Nokia-owned Qt Software (formerly Trolltech) today released a tech preview of its cross-platform environment for creating embedded applications on Mac, Windows, and Linux machines. "Project Greenhouse," now dubbed Qt Creator, is designed to be a lightweight and consistent IDE for the Qt application framework. The pre-release is …
Gotta love 'Cute'
Of course, you could develop in a cross-platform manner before this, but this should make it easier. Hopefully Nokia's ownership will do nothing to dull Qt, only improve it and make it more mainstream (mainstream = better community, more investment by Nokia).
It would have been nice to have a longer article though, perhaps something saying 'Nokia bought Trolltech (blah blah) and it has been used by companies such as Google for-
well, you get the picture.
Greenhouse Nifty, Qt Pronounced "Cute"
Just got back from Qt Developer Days. Greenhouse looked pretty cool, if a bit unstable just yet. FWIW, the trolls seem to pronounce Qt as "cute," not "Q-T." Then again, most of them pronounce Mac OS X as "Mac-O-S-Ex." Shame!
Better approach to cross platform, using the existing toolkit, rather than having to install a whole new one.
"Oh Ess Ex"
Well, you know.

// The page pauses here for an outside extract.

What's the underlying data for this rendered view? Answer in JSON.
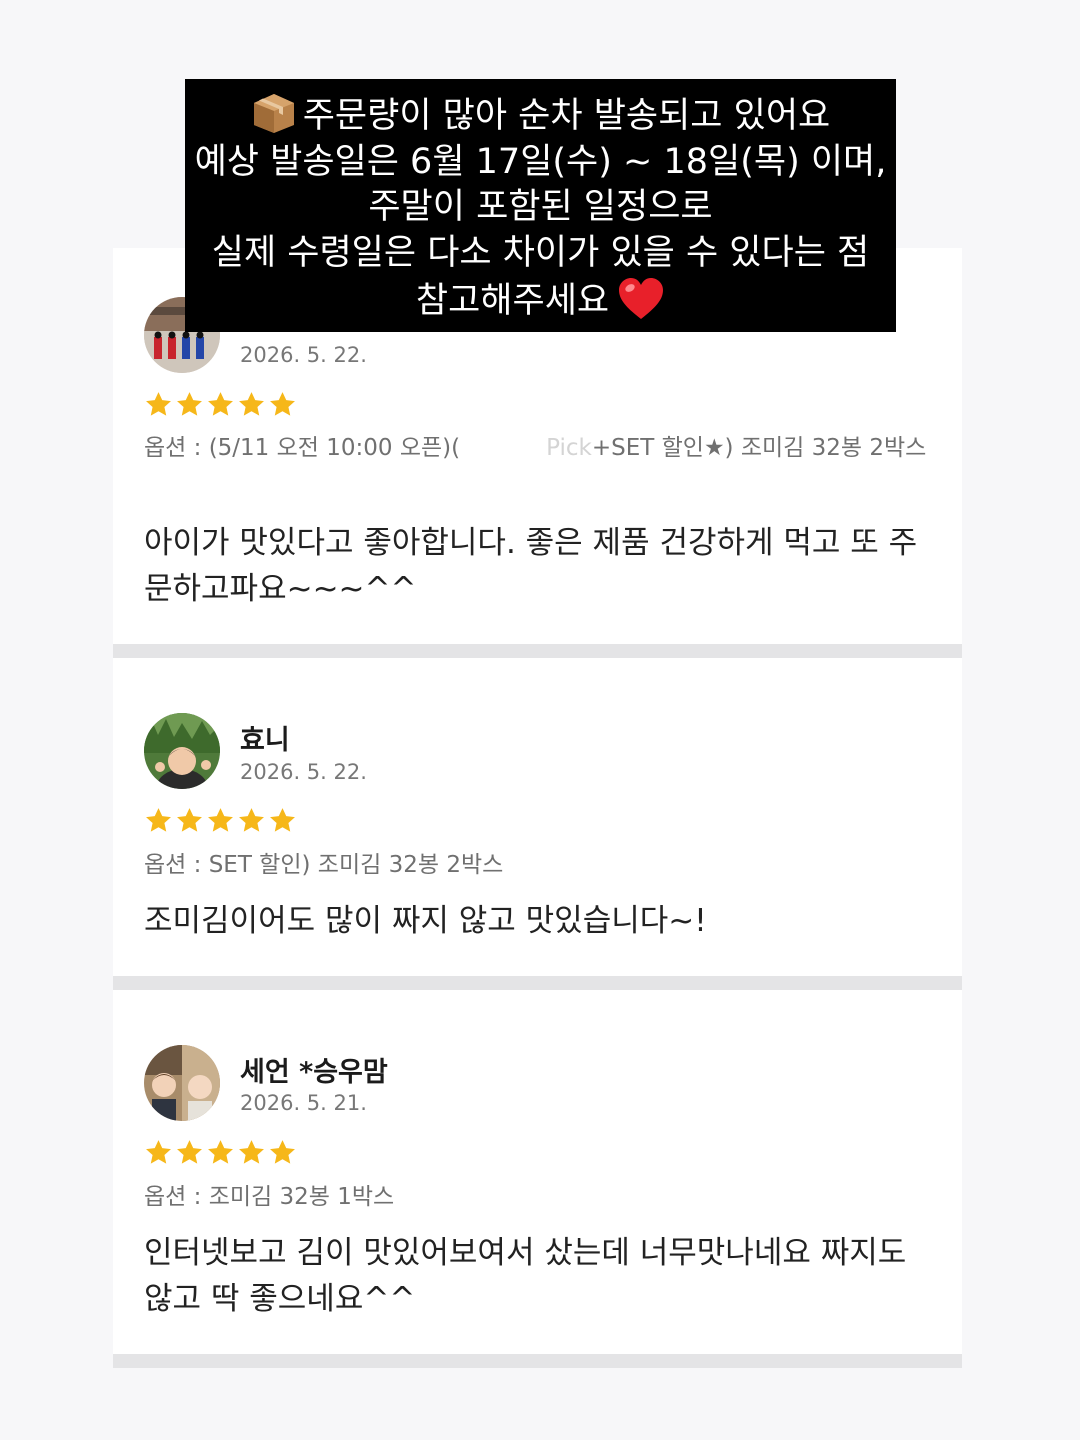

When in Rome, do as the Romans do.
And when we're talking about a counting system which hasn't been in live use in over a millennium and which doesn't even have a zero, and which is only used today by bloody smug showoffs and people rich enough to afford dynastic numbers, then I think it doesn't bloody matter whether people say 'Ex' or 'Ten', save possibly to identify the kind of self-satisfied twat who goes around with an apple stuck to the back of their Prius -- though why you'd want to pick out those sort, I don't know.
"using the existing toolkit, rather than having to install a whole new one"
Since when was wxWindows, erm, wxWidgets the toolkit of choice on Windows, Mac, GNOME or KDE? Has the "native widgets" mantra of wxWidgets now evolved into a delusion about ubiquity for want of merits over its competitors that might actually persuade people to use the software?